"Sexual purity,” a young Christian virgin once told me, is the most radical commitment a soul can make. He called it a rebellion: against materialism, consumerism, and “the idea that anything can be bought and sold.” By purity he meant chastity: not just abstinence but a belief in sex as something apart from the world, even as sex literally creates our world.
In American life it is the ethos of evangelicalism, the largest and most enthusiastic religious movement in the United States, that has most influenced our conception of sex as sacred. Sacred, that is, in a very particular sense: as a deeply democratic form of communion, transcendental communication for the common folk. Not everybody can be a mystic, after all. American Christianity offers a humbler alternative, the love of Christ sentimentalized into sacred relations between a lawfully married man and woman. It restricts this bliss to those willing to conform to its romantic imagination, of course, but there is another, more startling consequence: the eroticization of the world, as every encounter with any frisson of sexual tension becomes suspect, a potential desecration of that which is most holy. Such sentiments are sometimes explained away as evidence of our Puritan roots. I prefer to think of them as the evangelical essence of American eroticism, the thrilling and terrifying conviction that sex really matters.
To be an evangelical is to believe in high stakes: at risk, every day, is eternity. At the same time, each new dawn brings with it the promise of salvation. Or, if one is already saved, the potential for the fabulous spectacle of another’s redemption; the possibility, even, of playing some small part in that greatest of dramas. This is a spiritual reality for believers, and it’s also a sexual reality, since sex is a more constant presence than the Holy Spirit itself. Not the act, of course, but the desire, bred into us by Eve’s original sin. The apple is always before us. But this constant temptation is also its own reward. By resisting it—by rebelling against the world as it is—the believer steps into a relationship with the divine, most satisfyingly embodied by one’s God-appointed and legally married soulmate. Visiting my young Christian virgin friend’s church one Sunday—a youthful congregation that meets in rented theater space on Broadway to share mainstream Christian pop and mild evangelicalism—I learned that those who stay pure would experience orgasms scientifically proven to be “600 percent” more intense than those experienced by secular lovers. I asked how this was tested. My friend told me I was missing the point.

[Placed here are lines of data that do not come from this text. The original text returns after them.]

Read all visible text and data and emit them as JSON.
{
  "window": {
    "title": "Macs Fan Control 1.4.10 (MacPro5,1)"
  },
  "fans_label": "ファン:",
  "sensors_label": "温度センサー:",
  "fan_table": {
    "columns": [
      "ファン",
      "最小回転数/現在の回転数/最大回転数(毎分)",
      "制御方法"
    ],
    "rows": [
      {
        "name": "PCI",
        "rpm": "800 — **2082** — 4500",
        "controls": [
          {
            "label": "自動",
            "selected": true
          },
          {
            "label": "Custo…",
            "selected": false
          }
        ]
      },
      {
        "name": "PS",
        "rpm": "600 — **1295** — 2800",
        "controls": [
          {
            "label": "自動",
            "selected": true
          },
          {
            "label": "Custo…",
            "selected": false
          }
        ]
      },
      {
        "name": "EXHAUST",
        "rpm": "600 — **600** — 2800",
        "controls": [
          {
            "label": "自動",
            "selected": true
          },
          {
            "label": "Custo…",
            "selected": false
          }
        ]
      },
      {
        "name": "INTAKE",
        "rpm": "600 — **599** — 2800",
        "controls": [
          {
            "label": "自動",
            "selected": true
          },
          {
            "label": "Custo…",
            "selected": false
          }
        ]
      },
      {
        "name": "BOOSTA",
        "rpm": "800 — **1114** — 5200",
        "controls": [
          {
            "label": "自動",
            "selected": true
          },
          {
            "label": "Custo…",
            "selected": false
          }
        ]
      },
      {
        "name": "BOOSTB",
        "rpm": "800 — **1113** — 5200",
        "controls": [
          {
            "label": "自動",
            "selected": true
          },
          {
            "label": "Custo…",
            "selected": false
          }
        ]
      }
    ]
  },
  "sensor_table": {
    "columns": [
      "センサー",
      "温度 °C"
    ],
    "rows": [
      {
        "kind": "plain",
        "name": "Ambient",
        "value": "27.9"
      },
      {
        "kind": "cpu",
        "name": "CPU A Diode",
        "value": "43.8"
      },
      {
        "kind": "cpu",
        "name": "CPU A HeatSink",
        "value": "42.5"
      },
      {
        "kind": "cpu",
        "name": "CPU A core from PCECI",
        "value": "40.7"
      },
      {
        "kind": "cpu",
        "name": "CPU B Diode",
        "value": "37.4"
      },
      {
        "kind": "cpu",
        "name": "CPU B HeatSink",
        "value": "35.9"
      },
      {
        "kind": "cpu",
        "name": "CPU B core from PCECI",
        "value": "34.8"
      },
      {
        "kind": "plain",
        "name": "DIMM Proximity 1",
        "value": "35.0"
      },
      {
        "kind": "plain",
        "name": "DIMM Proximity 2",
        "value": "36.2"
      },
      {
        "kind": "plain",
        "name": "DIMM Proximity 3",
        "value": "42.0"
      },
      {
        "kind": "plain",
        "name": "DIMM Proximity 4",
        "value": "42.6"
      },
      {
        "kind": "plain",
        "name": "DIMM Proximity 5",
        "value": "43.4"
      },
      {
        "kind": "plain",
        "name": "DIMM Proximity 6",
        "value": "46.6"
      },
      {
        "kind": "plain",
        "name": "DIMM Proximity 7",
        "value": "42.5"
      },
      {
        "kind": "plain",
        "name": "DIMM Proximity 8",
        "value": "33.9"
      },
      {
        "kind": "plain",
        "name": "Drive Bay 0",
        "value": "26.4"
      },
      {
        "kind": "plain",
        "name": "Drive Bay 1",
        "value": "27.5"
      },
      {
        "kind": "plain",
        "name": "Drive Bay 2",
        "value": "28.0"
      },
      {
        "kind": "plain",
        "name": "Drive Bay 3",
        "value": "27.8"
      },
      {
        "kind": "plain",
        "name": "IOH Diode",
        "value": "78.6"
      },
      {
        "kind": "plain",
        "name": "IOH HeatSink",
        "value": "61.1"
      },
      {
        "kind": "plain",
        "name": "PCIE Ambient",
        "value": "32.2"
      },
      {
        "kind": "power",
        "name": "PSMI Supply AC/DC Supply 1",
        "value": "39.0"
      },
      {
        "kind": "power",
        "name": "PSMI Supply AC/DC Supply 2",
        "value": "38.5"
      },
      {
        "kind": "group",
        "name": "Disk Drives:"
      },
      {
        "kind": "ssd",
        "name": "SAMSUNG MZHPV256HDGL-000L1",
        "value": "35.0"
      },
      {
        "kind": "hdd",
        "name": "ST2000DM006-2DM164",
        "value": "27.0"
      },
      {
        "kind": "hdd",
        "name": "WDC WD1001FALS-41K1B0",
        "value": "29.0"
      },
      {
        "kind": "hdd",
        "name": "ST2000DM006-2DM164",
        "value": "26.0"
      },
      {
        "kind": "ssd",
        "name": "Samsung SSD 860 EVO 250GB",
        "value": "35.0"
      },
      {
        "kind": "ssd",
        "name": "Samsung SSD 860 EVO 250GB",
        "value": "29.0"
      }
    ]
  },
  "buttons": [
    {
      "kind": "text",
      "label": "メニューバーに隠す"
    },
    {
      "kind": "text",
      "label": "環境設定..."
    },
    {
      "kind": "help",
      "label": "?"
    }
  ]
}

In search of the point, I spent a week at the Battlecry Honor Academy in the tiny town of Garden Valley, Texas. I’d been sent by a magazine on assignment to learn about the political implications of the Academy and its founder, an evangelist named Ron Luce, a young rising star in the movement. Luce specializes in whipping up massive rallies of teenagers—he produces sensational, three-day affairs for five thousand people at a time throughout the year and around the country, and more events, for as many as seventy thousand, a few times annually—into a “wartime mentality” against what he describes as a secular conspiracy of advertising executives, clothing designers, film directors, and musicians. “Techno-terrorists” of mass media, he declares, are doing to the morality of a generation what Osama bin Laden did to the Twin Towers. “This is a real war,” Luce preaches. “This is not a metaphor!” But at the Honor Academy, a fundamentalist finishing school where Luce trains around eight hundred culture warriors a year, it is, of course: a metaphor for sex. The day-to-day battle at the coed campus is fought not against ad execs, but against one’s own desires.